====== Provided records

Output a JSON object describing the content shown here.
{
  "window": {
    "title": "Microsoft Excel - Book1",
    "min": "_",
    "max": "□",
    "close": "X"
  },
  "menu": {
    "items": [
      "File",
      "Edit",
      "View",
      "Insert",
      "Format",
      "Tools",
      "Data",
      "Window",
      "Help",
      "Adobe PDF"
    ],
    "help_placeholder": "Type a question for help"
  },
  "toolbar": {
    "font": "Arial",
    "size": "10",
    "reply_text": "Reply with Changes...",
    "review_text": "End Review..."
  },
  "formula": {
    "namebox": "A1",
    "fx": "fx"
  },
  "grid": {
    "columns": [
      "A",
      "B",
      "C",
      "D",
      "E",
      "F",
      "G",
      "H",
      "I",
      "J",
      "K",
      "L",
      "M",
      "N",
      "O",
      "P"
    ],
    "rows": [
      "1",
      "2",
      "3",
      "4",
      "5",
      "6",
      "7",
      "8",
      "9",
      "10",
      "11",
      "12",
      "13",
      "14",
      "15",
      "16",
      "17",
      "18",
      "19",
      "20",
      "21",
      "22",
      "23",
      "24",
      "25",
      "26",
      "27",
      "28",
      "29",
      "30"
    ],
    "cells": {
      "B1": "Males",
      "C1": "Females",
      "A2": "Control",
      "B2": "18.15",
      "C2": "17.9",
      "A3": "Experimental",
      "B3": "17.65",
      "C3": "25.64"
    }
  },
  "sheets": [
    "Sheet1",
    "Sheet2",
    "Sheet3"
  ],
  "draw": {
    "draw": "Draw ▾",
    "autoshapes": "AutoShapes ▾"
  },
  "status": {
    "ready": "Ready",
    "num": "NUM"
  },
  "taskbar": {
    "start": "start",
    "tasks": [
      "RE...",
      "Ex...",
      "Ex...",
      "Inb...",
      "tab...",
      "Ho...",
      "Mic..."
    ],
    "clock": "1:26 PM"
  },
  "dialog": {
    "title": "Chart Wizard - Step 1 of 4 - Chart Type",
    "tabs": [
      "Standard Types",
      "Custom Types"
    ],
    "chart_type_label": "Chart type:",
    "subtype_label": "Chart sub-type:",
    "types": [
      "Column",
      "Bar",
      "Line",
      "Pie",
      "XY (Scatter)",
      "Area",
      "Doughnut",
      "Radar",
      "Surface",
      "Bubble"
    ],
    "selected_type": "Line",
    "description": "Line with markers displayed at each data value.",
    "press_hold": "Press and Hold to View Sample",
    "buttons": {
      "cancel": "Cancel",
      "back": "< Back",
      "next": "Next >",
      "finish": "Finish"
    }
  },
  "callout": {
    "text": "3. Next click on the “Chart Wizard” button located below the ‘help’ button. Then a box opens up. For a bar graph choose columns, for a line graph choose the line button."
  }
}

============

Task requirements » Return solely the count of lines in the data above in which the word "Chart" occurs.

Exercise response » 4